## What you need to do
Please set down each line of the data again, unchanged.

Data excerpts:
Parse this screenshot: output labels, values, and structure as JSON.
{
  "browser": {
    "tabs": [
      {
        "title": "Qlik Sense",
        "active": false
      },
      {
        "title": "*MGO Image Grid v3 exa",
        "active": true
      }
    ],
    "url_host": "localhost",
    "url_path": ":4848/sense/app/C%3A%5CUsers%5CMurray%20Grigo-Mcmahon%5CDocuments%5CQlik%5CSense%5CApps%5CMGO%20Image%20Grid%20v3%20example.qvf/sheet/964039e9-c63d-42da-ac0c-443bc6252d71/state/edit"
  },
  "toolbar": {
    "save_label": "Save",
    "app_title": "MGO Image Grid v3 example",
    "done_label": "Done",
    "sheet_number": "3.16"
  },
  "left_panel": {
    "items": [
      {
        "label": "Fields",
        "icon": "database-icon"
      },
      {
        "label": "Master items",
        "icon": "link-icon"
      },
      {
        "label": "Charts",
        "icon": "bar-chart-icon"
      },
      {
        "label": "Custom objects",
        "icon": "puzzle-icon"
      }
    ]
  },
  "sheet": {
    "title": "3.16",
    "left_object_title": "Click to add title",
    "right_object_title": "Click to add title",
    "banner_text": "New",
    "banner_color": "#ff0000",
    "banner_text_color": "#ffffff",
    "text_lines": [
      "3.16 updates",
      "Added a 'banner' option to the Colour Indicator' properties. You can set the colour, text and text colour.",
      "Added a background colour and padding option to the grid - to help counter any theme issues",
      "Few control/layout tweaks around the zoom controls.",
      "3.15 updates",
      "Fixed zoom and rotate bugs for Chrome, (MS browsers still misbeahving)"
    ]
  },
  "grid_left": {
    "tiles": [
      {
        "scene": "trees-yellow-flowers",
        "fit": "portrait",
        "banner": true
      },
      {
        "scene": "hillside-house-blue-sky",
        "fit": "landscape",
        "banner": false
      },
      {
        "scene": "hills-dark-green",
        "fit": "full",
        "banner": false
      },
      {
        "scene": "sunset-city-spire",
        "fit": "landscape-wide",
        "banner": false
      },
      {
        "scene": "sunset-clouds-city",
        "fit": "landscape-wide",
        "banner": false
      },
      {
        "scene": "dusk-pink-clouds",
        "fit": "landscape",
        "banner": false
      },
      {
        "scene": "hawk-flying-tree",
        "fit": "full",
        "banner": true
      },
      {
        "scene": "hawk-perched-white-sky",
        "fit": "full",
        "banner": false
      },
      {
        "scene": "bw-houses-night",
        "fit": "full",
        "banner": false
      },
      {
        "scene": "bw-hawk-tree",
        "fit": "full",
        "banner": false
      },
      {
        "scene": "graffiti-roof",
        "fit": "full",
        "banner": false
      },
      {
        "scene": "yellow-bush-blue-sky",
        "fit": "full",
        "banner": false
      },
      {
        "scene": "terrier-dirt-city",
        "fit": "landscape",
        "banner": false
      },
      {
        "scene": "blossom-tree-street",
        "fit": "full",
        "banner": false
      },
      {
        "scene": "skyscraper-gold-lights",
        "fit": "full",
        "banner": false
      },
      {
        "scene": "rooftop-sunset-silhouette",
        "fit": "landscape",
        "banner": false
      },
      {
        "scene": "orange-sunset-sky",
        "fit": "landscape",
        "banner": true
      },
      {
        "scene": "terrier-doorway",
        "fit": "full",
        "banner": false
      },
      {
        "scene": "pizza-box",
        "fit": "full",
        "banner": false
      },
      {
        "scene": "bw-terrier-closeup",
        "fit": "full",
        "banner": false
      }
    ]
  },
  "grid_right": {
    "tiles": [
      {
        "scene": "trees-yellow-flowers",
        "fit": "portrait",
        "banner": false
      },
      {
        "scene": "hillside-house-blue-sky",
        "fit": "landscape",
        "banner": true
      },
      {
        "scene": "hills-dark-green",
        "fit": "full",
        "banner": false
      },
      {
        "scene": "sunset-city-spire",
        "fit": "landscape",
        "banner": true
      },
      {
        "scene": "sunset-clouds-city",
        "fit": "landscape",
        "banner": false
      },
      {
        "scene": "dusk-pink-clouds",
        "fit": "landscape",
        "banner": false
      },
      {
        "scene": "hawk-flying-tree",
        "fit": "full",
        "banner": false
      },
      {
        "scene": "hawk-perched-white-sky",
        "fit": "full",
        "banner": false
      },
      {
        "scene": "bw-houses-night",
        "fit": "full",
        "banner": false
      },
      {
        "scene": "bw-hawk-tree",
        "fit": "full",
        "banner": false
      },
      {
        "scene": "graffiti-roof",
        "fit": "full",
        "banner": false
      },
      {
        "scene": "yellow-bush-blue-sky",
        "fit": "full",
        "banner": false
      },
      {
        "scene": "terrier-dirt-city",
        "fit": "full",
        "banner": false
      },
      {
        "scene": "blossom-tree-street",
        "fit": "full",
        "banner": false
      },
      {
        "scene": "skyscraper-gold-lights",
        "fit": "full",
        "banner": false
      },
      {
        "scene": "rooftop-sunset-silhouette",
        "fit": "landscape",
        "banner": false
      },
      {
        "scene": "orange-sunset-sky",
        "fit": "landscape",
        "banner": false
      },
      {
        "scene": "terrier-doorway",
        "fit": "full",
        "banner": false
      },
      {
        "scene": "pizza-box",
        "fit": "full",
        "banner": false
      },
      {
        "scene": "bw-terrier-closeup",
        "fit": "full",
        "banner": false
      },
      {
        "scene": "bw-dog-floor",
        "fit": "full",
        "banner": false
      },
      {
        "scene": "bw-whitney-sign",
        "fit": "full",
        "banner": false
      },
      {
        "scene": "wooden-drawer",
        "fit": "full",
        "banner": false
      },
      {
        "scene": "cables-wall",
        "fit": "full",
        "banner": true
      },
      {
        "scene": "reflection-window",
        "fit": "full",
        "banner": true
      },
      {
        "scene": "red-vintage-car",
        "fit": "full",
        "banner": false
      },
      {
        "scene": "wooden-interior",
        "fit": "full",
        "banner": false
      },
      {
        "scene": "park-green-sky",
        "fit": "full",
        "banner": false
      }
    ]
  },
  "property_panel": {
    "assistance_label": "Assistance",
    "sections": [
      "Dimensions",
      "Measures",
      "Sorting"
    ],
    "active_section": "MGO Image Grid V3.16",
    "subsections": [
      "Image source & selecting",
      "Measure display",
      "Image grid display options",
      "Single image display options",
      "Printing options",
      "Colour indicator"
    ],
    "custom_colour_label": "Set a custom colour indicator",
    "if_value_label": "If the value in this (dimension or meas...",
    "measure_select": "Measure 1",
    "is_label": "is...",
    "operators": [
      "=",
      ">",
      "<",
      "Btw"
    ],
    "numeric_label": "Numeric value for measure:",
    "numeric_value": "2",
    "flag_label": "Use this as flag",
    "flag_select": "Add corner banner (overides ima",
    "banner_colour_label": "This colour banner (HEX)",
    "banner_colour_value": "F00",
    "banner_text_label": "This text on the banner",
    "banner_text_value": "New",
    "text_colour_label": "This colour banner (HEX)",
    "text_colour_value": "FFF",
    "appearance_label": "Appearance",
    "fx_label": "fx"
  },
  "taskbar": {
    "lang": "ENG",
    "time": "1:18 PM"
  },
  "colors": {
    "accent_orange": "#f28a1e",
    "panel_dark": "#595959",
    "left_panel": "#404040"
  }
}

## Output for this exercise
Parse this screenshot: output labels, values, and structure as JSON.
{
  "browser": {
    "tabs": [
      {
        "title": "Qlik Sense",
        "active": false
      },
      {
        "title": "*MGO Image Grid v3 exa",
        "active": true
      }
    ],
    "url_host": "localhost",
    "url_path": ":4848/sense/app/C%3A%5CUsers%5CMurray%20Grigo-Mcmahon%5CDocuments%5CQlik%5CSense%5CApps%5CMGO%20Image%20Grid%20v3%20example.qvf/sheet/964039e9-c63d-42da-ac0c-443bc6252d71/state/edit"
  },
  "toolbar": {
    "save_label": "Save",
    "app_title": "MGO Image Grid v3 example",
    "done_label": "Done",
    "sheet_number": "3.16"
  },
  "left_panel": {
    "items": [
      {
        "label": "Fields",
        "icon": "database-icon"
      },
      {
        "label": "Master items",
        "icon": "link-icon"
      },
      {
        "label": "Charts",
        "icon": "bar-chart-icon"
      },
      {
        "label": "Custom objects",
        "icon": "puzzle-icon"
      }
    ]
  },
  "sheet": {
    "title": "3.16",
    "left_object_title": "Click to add title",
    "right_object_title": "Click to add title",
    "banner_text": "New",
    "banner_color": "#ff0000",
    "banner_text_color": "#ffffff",
    "text_lines": [
      "3.16 updates",
      "Added a 'banner' option to the Colour Indicator' properties. You can set the colour, text and text colour.",
      "Added a background colour and padding option to the grid - to help counter any theme issues",
      "Few control/layout tweaks around the zoom controls.",
      "3.15 updates",
      "Fixed zoom and rotate bugs for Chrome, (MS browsers still misbeahving)"
    ]
  },
  "grid_left": {
    "tiles": [
      {
        "scene": "trees-yellow-flowers",
        "fit": "portrait",
        "banner": true
      },
      {
        "scene": "hillside-house-blue-sky",
        "fit": "landscape",
        "banner": false
      },
      {
        "scene": "hills-dark-green",
        "fit": "full",
        "banner": false
      },
      {
        "scene": "sunset-city-spire",
        "fit": "landscape-wide",
        "banner": false
      },
      {
        "scene": "sunset-clouds-city",
        "fit": "landscape-wide",
        "banner": false
      },
      {
        "scene": "dusk-pink-clouds",
        "fit": "landscape",
        "banner": false
      },
      {
        "scene": "hawk-flying-tree",
        "fit": "full",
        "banner": true
      },
      {
        "scene": "hawk-perched-white-sky",
        "fit": "full",
        "banner": false
      },
      {
        "scene": "bw-houses-night",
        "fit": "full",
        "banner": false
      },
      {
        "scene": "bw-hawk-tree",
        "fit": "full",
        "banner": false
      },
      {
        "scene": "graffiti-roof",
        "fit": "full",
        "banner": false
      },
      {
        "scene": "yellow-bush-blue-sky",
        "fit": "full",
        "banner": false
      },
      {
        "scene": "terrier-dirt-city",
        "fit": "landscape",
        "banner": false
      },
      {
        "scene": "blossom-tree-street",
        "fit": "full",
        "banner": false
      },
      {
        "scene": "skyscraper-gold-lights",
        "fit": "full",
        "banner": false
      },
      {
        "scene": "rooftop-sunset-silhouette",
        "fit": "landscape",
        "banner": false
      },
      {
        "scene": "orange-sunset-sky",
        "fit": "landscape",
        "banner": true
      },
      {
        "scene": "terrier-doorway",
        "fit": "full",
        "banner": false
      },
      {
        "scene": "pizza-box",
        "fit": "full",
        "banner": false
      },
      {
        "scene": "bw-terrier-closeup",
        "fit": "full",
        "banner": false
      }
    ]
  },
  "grid_right": {
    "tiles": [
      {
        "scene": "trees-yellow-flowers",
        "fit": "portrait",
        "banner": false
      },
      {
        "scene": "hillside-house-blue-sky",
        "fit": "landscape",
        "banner": true
      },
      {
        "scene": "hills-dark-green",
        "fit": "full",
        "banner": false
      },
      {
        "scene": "sunset-city-spire",
        "fit": "landscape",
        "banner": true
      },
      {
        "scene": "sunset-clouds-city",
        "fit": "landscape",
        "banner": false
      },
      {
        "scene": "dusk-pink-clouds",
        "fit": "landscape",
        "banner": false
      },
      {
        "scene": "hawk-flying-tree",
        "fit": "full",
        "banner": false
      },
      {
        "scene": "hawk-perched-white-sky",
        "fit": "full",
        "banner": false
      },
      {
        "scene": "bw-houses-night",
        "fit": "full",
        "banner": false
      },
      {
        "scene": "bw-hawk-tree",
        "fit": "full",
        "banner": false
      },
      {
        "scene": "graffiti-roof",
        "fit": "full",
        "banner": false
      },
      {
        "scene": "yellow-bush-blue-sky",
        "fit": "full",
        "banner": false
      },
      {
        "scene": "terrier-dirt-city",
        "fit": "full",
        "banner": false
      },
      {
        "scene": "blossom-tree-street",
        "fit": "full",
        "banner": false
      },
      {
        "scene": "skyscraper-gold-lights",
        "fit": "full",
        "banner": false
      },
      {
        "scene": "rooftop-sunset-silhouette",
        "fit": "landscape",
        "banner": false
      },
      {
        "scene": "orange-sunset-sky",
        "fit": "landscape",
        "banner": false
      },
      {
        "scene": "terrier-doorway",
        "fit": "full",
        "banner": false
      },
      {
        "scene": "pizza-box",
        "fit": "full",
        "banner": false
      },
      {
        "scene": "bw-terrier-closeup",
        "fit": "full",
        "banner": false
      },
      {
        "scene": "bw-dog-floor",
        "fit": "full",
        "banner": false
      },
      {
        "scene": "bw-whitney-sign",
        "fit": "full",
        "banner": false
      },
      {
        "scene": "wooden-drawer",
        "fit": "full",
        "banner": false
      },
      {
        "scene": "cables-wall",
        "fit": "full",
        "banner": true
      },
      {
        "scene": "reflection-window",
        "fit": "full",
        "banner": true
      },
      {
        "scene": "red-vintage-car",
        "fit": "full",
        "banner": false
      },
      {
        "scene": "wooden-interior",
        "fit": "full",
        "banner": false
      },
      {
        "scene": "park-green-sky",
        "fit": "full",
        "banner": false
      }
    ]
  },
  "property_panel": {
    "assistance_label": "Assistance",
    "sections": [
      "Dimensions",
      "Measures",
      "Sorting"
    ],
    "active_section": "MGO Image Grid V3.16",
    "subsections": [
      "Image source & selecting",
      "Measure display",
      "Image grid display options",
      "Single image display options",
      "Printing options",
      "Colour indicator"
    ],
    "custom_colour_label": "Set a custom colour indicator",
    "if_value_label": "If the value in this (dimension or meas...",
    "measure_select": "Measure 1",
    "is_label": "is...",
    "operators": [
      "=",
      ">",
      "<",
      "Btw"
    ],
    "numeric_label": "Numeric value for measure:",
    "numeric_value": "2",
    "flag_label": "Use this as flag",
    "flag_select": "Add corner banner (overides ima",
    "banner_colour_label": "This colour banner (HEX)",
    "banner_colour_value": "F00",
    "banner_text_label": "This text on the banner",
    "banner_text_value": "New",
    "text_colour_label": "This colour banner (HEX)",
    "text_colour_value": "FFF",
    "appearance_label": "Appearance",
    "fx_label": "fx"
  },
  "taskbar": {
    "lang": "ENG",
    "time": "1:18 PM"
  },
  "colors": {
    "accent_orange": "#f28a1e",
    "panel_dark": "#595959",
    "left_panel": "#404040"
  }
}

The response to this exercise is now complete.